Emma Goldman Archive

Letter from EG to Dreiser, Theodore, Sep 29, 1926

Written: Sep 29, 1926
Source: Emma Goldman Papers Project, U.C. Berkeley.
Transcription/Markup: Andy Carloff
Online Source: RevoltLib.com; 2021

Paris, Sept. 29th 1926

Dear Theodore Dreiser

Before you leave Paris I want to let you know how much I have enjoyed the evening with you and thank you for it. I can not begin to tell you how hungry I am for some of the people who have been in my life in America-people who began their struggle almost at the same time with me and whom I have seen grow and do worth while things. To me it was never so important whether these people have chosen the thorny path that was mine, but that they set out to give something out of the ordinary. You are among them and one who has certainly given lasting work. And what is more, you have not stopped growing, that is more than can be said for other of our own generation. It is therefore not idle flattery when I tell you that my heart leaped when I read that you were in Paris and that I might see you.

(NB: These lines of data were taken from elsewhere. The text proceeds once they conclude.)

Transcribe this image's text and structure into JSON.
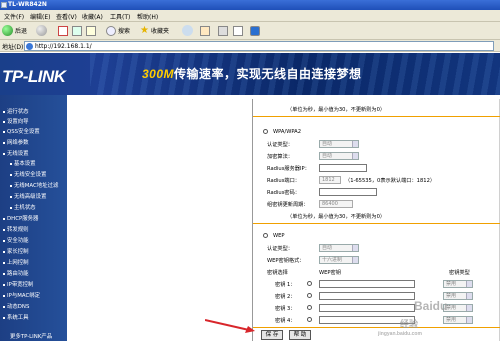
{
  "window": {
    "title": "TL-WR842N"
  },
  "menu": [
    "文件(F)",
    "编辑(E)",
    "查看(V)",
    "收藏(A)",
    "工具(T)",
    "帮助(H)"
  ],
  "toolbar": {
    "back": "后退",
    "search": "搜索",
    "favorites": "收藏夹"
  },
  "address": {
    "label": "地址(D)",
    "url": "http://192.168.1.1/"
  },
  "banner": {
    "brand": "TP-LINK",
    "slogan_prefix": "300M",
    "slogan": "传输速率，实现无线自由连接梦想"
  },
  "sidebar": {
    "items": [
      "运行状态",
      "设置向导",
      "QSS安全设置",
      "网络参数",
      "无线设置"
    ],
    "sub_items": [
      "基本设置",
      "无线安全设置",
      "无线MAC地址过滤",
      "无线高级设置",
      "主机状态"
    ],
    "items_after": [
      "DHCP服务器",
      "转发规则",
      "安全功能",
      "家长控制",
      "上网控制",
      "路由功能",
      "IP带宽控制",
      "IP与MAC绑定",
      "动态DNS",
      "系统工具"
    ],
    "footer": "更多TP-LINK产品"
  },
  "form": {
    "top_hint": "（单位为秒，最小值为30，不更新则为0）",
    "wpa": {
      "label": "WPA/WPA2",
      "auth_label": "认证类型：",
      "auth_value": "自动",
      "enc_label": "加密算法：",
      "enc_value": "自动",
      "radius_ip_label": "Radius服务器IP：",
      "radius_port_label": "Radius端口：",
      "radius_port_value": "1812",
      "radius_port_hint": "（1-65535，0表示默认端口：1812）",
      "radius_pwd_label": "Radius密码：",
      "group_key_label": "组密钥更新周期：",
      "group_key_value": "86400",
      "group_key_hint": "（单位为秒，最小值为30，不更新则为0）"
    },
    "wep": {
      "label": "WEP",
      "auth_label": "认证类型：",
      "auth_value": "自动",
      "key_format_label": "WEP密钥格式：",
      "key_format_value": "十六进制",
      "col_select": "密钥选择",
      "col_key": "WEP密钥",
      "col_type": "密钥类型",
      "keys": [
        "密钥 1：",
        "密钥 2：",
        "密钥 3：",
        "密钥 4："
      ],
      "key_type_value": "禁用"
    },
    "save_label": "保 存",
    "help_label": "帮 助"
  },
  "watermark": {
    "brand": "Baidu",
    "sub": "经验",
    "url": "jingyan.baidu.com"
  }
}
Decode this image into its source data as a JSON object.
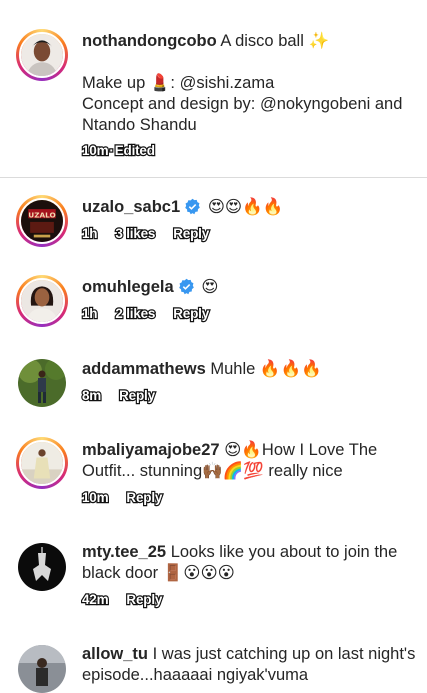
{
  "caption": {
    "username": "nothandongcobo",
    "line1": "A disco ball ✨",
    "line2": "Make up 💄: @sishi.zama",
    "line3": "Concept and design by: @nokyngobeni and Ntando Shandu",
    "time": "10m",
    "edited": "Edited"
  },
  "comments": [
    {
      "username": "uzalo_sabc1",
      "verified": true,
      "text": "😍😍🔥🔥",
      "time": "1h",
      "likes": "3 likes",
      "reply": "Reply"
    },
    {
      "username": "omuhlegela",
      "verified": true,
      "text": "😍",
      "time": "1h",
      "likes": "2 likes",
      "reply": "Reply"
    },
    {
      "username": "addammathews",
      "verified": false,
      "text": "Muhle 🔥🔥🔥",
      "time": "8m",
      "reply": "Reply"
    },
    {
      "username": "mbaliyamajobe27",
      "verified": false,
      "text": "😍🔥How I Love The Outfit... stunning🙌🏾🌈💯 really nice",
      "time": "10m",
      "reply": "Reply"
    },
    {
      "username": "mty.tee_25",
      "verified": false,
      "text": "Looks like you about to join the black door 🚪😮😮😮",
      "time": "42m",
      "reply": "Reply"
    },
    {
      "username": "allow_tu",
      "verified": false,
      "text": "I was just catching up on last night's episode...haaaaai ngiyak'vuma",
      "time": "",
      "reply": ""
    }
  ],
  "colors": {
    "text": "#262626",
    "verified": "#3897f0",
    "divider": "#dbdbdb"
  }
}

As you said yourself, I had many people around me who while I was in America showed considerable interest in my work and friendship for me. But the Russian deb[n]ole and the war have shifted all values, most of all the values of integrity and fearlessness. The very people who posed as my friends are now among my bitterest enemies. That is their right. I certainly never asked for anything that could not be given voluntarily and gladly. But that makes my loneliness more poignant. For now I have only very few whom I would call my friends, who really care whether I am dead or alive. I confess I did not think that you were the [many be]? very few because we have been thrown together less than I have been with others. Imagine then my joy to find you so eager and so intensely interested in my struggle and the things I want to do. Really it was a revelation, a bright ray from a dark horizon. It warned me all over and made me feel that I am not so terribly cut off from everything as I thought I was. I can no thank you enough for it dear Theodore Dreiser. No matter whether you will succeed in helping me in the task I have before me, my autobiography, or if you will never be able to so any thing for me, the warm, friendly spirit or Monday night will always remain with me. Thanks old man.

I should be very happy to hear from you occasionally. The American Express Co. Paris, will reach me, later I will send you another address. Be sure to address me always under E Colton.

Please remember me most kindly to Mrs Dreiser. I liked her immensely. Good luck to both of you and a pleasant trip back home.


Emma Goldman